Must it report an error or not? If it must, then how should this specific error
be detected and how should the error message be phrased?

Thanks in advance.
msg72098 - (view) Author: johansen (johansen) Date: 2008-08-28 17:04
As I said before:

  check_and_flush calls ferror(3C) and then fflush(3C) on the FILE
  stream associated with the file object.  There's just one problem
  here.  If it finds an error that was previously encountered on the
  file stream, there's no guarantee that errno will be valid.
  Should an error be encountered in fflush(3C), errno will get set;
  however, the contents of errno are undefined should fflush()
  return successfully.

The problem is this:

The caller of check_and_flush() will check errno if check_and_flush
returns an error.  However, check_and_flush() checks two different error
sources.  If ferror() returns an error, you can't check errno, because
that routine doesn't set errno.  However, if fflush() returns an error,
it will set errno.

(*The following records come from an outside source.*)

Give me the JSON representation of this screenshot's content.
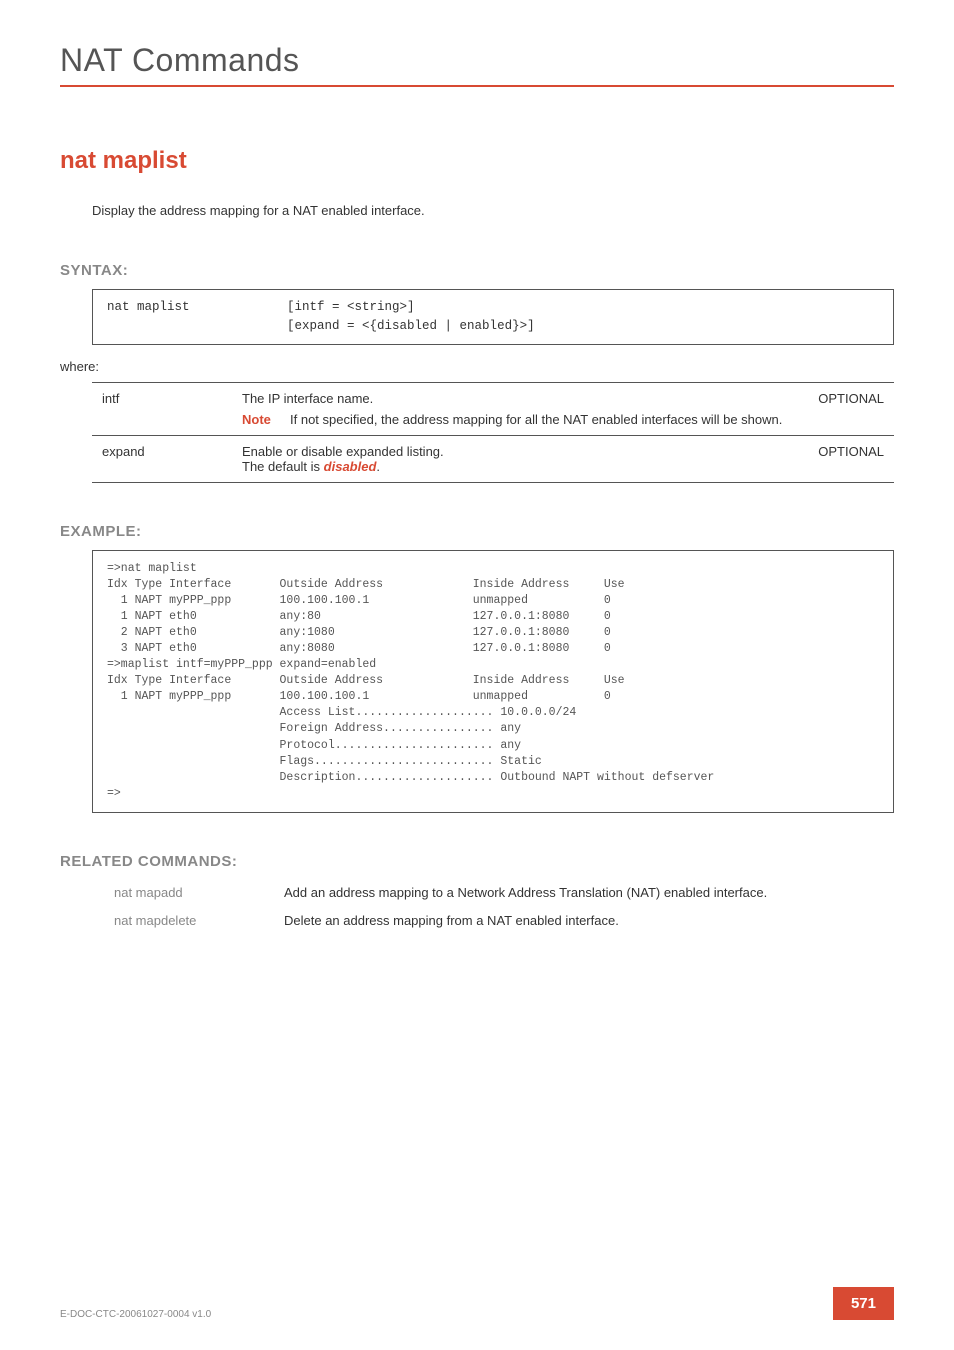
{
  "page_title": "NAT Commands",
  "command_title": "nat maplist",
  "description": "Display the address mapping for a NAT enabled interface.",
  "syntax": {
    "label": "SYNTAX:",
    "lines": "nat maplist             [intf = <string>]\n                        [expand = <{disabled | enabled}>]",
    "where": "where:",
    "params": [
      {
        "name": "intf",
        "desc_line1": "The IP interface name.",
        "note_label": "Note",
        "note_text": "If not specified, the address mapping for all the NAT enabled interfaces will be shown.",
        "flag": "OPTIONAL"
      },
      {
        "name": "expand",
        "desc_line1": "Enable or disable expanded listing.",
        "default_prefix": "The default is ",
        "default_value": "disabled",
        "default_suffix": ".",
        "flag": "OPTIONAL"
      }
    ]
  },
  "example": {
    "label": "EXAMPLE:",
    "text": "=>nat maplist\nIdx Type Interface       Outside Address             Inside Address     Use\n  1 NAPT myPPP_ppp       100.100.100.1               unmapped           0\n  1 NAPT eth0            any:80                      127.0.0.1:8080     0\n  2 NAPT eth0            any:1080                    127.0.0.1:8080     0\n  3 NAPT eth0            any:8080                    127.0.0.1:8080     0\n=>maplist intf=myPPP_ppp expand=enabled\nIdx Type Interface       Outside Address             Inside Address     Use\n  1 NAPT myPPP_ppp       100.100.100.1               unmapped           0\n                         Access List.................... 10.0.0.0/24\n                         Foreign Address................ any\n                         Protocol....................... any\n                         Flags.......................... Static\n                         Description.................... Outbound NAPT without defserver\n=>"
  },
  "related": {
    "label": "RELATED COMMANDS:",
    "items": [
      {
        "name": "nat mapadd",
        "desc": "Add an address mapping to a Network Address Translation (NAT) enabled interface."
      },
      {
        "name": "nat mapdelete",
        "desc": "Delete an address mapping from a NAT enabled interface."
      }
    ]
  },
  "footer": {
    "docid": "E-DOC-CTC-20061027-0004 v1.0",
    "page": "571"
  }
}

In its current form, no caller of check_and_flush() should check errno
if the check_and_flush doesn't return successfully, since there's no way
of knowing whether errno will be set or not.

That doesn't make a lot of sense to me, so I would probably re-write
this code.  However, since I'm not an expert in the inner workings of
the Python interpreter, it's hard for me to suggest just how to do this.
History
Date User Action Args
2011-06-01 20:42:24schmirsetnosy: + schmir
2008-08-28 22:27:45pitrousetnosy: - pitrou
2008-08-28 17:04:49johansensetmessages: + msg72098
2008-08-28 16:33:07pitrousetmessages: + msg72095
2008-08-28 16:24:32johansensetmessages: + msg72094
versions: + Python 2.4, - Python 2.7
2008-08-28 09:34:07pitrousetpriority: normal
nosy: + pitrou
messages: + msg72072
versions: + Python 2.7, - Python 2.4
2008-08-28 06:19:51lacasetnosy: + laca
2008-05-30 21:54:10johansencreate